Background: The American Medical Association Code of Medical Ethics states that any clinical image taken for public education forms part of the patient's records. Hence, a patient's informed consent is required to collect, share, and distribute their image. Patients must be informed of the intended use of the clinical image and the intended audience as part of the informed consent.
Objective: This paper aimed to determine whether a random selection of instructional videos containing footage of central venous catheter insertion on real patients on YouTube (Google LLC) would mention the presence of informed consent to post the video on social media.
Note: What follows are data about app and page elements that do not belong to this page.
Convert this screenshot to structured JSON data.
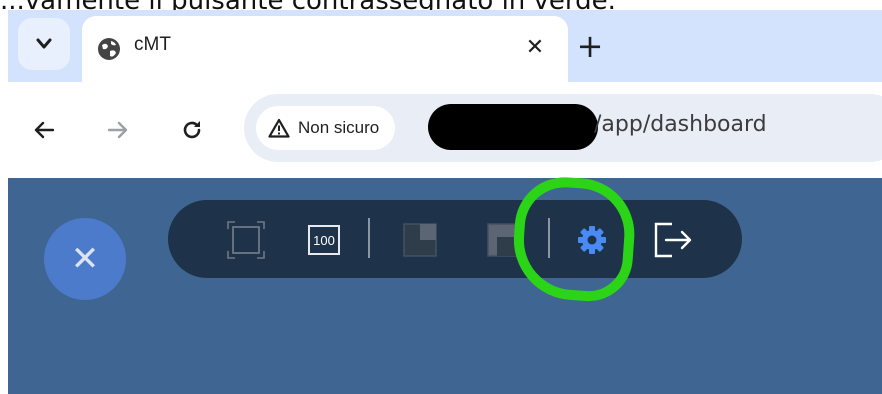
{
  "caption": "...vamente il pulsante contrassegnato in verde.",
  "browser": {
    "tab": {
      "title": "cMT",
      "icon": "globe-icon"
    },
    "tab_menu_icon": "chevron-down-icon",
    "close_tab_symbol": "✕",
    "new_tab_symbol": "+",
    "address_bar": {
      "security_chip": "Non sicuro",
      "url_path": "/app/dashboard"
    }
  },
  "app": {
    "background_color": "#3f6593",
    "close_symbol": "✕",
    "toolbar_buttons": [
      {
        "name": "fullscreen",
        "icon": "fullscreen-icon"
      },
      {
        "name": "zoom",
        "label": "100",
        "icon": "zoom-percent-icon"
      },
      {
        "name": "window-small",
        "icon": "window-small-icon"
      },
      {
        "name": "window-large",
        "icon": "window-large-icon"
      },
      {
        "name": "settings",
        "icon": "gear-icon"
      },
      {
        "name": "logout",
        "icon": "logout-icon"
      }
    ],
    "highlight_color": "#2bd417"
  }
}
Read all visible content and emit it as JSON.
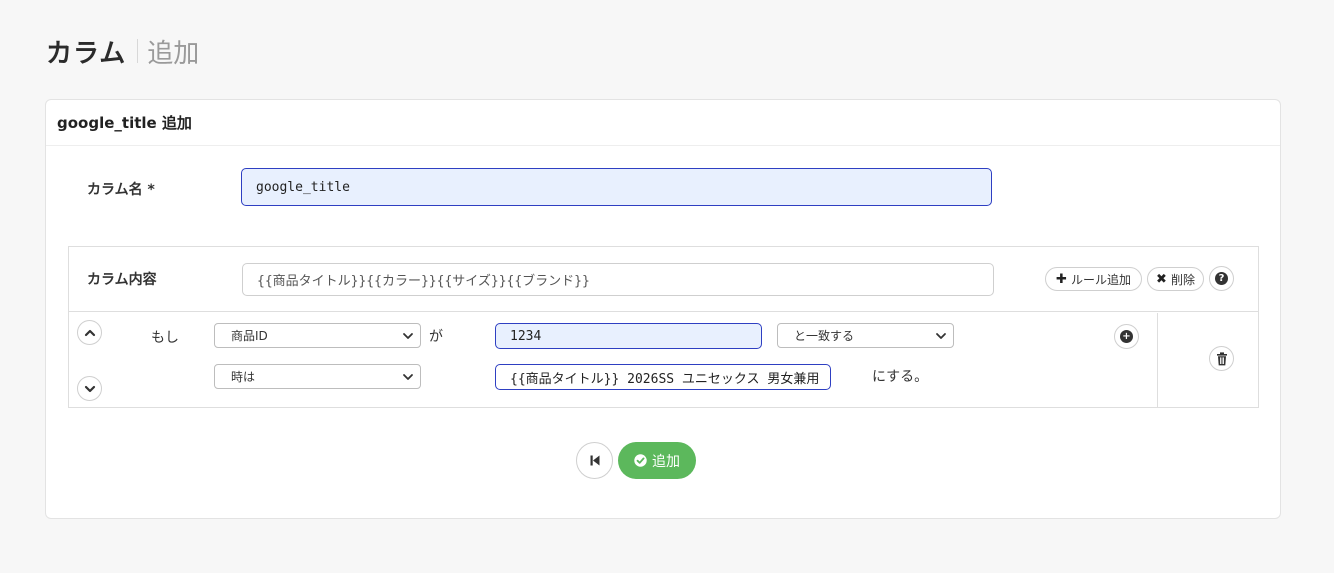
{
  "page": {
    "title": "カラム",
    "subtitle": "追加"
  },
  "card": {
    "header": "google_title 追加"
  },
  "form": {
    "column_name_label": "カラム名 *",
    "column_name_value": "google_title",
    "column_content_label": "カラム内容",
    "column_content_value": "{{商品タイトル}}{{カラー}}{{サイズ}}{{ブランド}}"
  },
  "actions": {
    "add_rule_label": "ルール追加",
    "delete_label": "削除"
  },
  "rule": {
    "if_label": "もし",
    "field_select": "商品ID",
    "ga_label": "が",
    "match_value": "1234",
    "operator_select": "と一致する",
    "when_select": "時は",
    "result_value": "{{商品タイトル}} 2026SS ユニセックス 男女兼用",
    "suffix_label": "にする。"
  },
  "footer": {
    "add_button_label": "追加"
  }
}
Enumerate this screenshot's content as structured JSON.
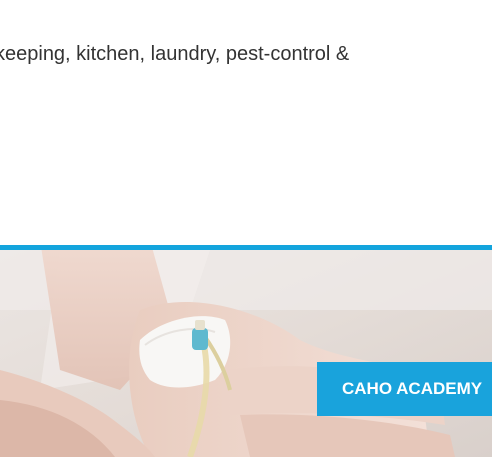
{
  "content": {
    "paragraph_line": "keeping, kitchen, laundry, pest-control &"
  },
  "hero": {
    "image_icon": "iv-drip-on-hand-photo",
    "button_label": "CAHO ACADEMY"
  },
  "colors": {
    "accent": "#13a4dd",
    "button_bg": "#19a3dc",
    "text": "#333333"
  }
}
Methods: We performed a prospective evaluation by 2 separate researchers of the first 125 videos on YouTube with the search term "central line insertion." After duplicates were deleted and exclusion criteria applied, 41 videos of patients undergoing central line insertion were searched for reference to patient consent. In the case of videos of indeterminate consent status, the posters were contacted privately through YouTube to clarify the status of consent to both film and disseminate the video on social media. A period of 2 months was provided to respond to initial contact. Furthermore, YouTube was contacted to clarify company policy. The primary outcome was to determine if videos on YouTube were amended to include details of consent at 2 months postcontact. The secondary outcome was a response to the initial email at 2 months.
Results: The researchers compiled 143 videos. Of 41 videos that contained footage of patient procedures, 41 were of indeterminate consent status and 23 contained identifiable patient footage. From the 41 posters that were contacted, 3 responded to initial contact and none amended the video to document consent status. Response from YouTube is pending.
Conclusions: There are instructional videos for clinicians on social media that contain footage of patients undergoing medical procedures and do not have any verification of informed consent. While this study investigated a small sample of available videos, the problem appears ubiquitous and should be studied more extensively.
Keywords: YouTube; ethics; medical education; patient consent; patient footage; patient video; social media.
©Jane O'Sullivan, Cathleen McCarrick, Paul Tierney, Donal B O'Connor, Jack Collins, Robert Franklin. Originally published in JMIR Medical Education (http://mededu.jmir.org), 13.10.2020.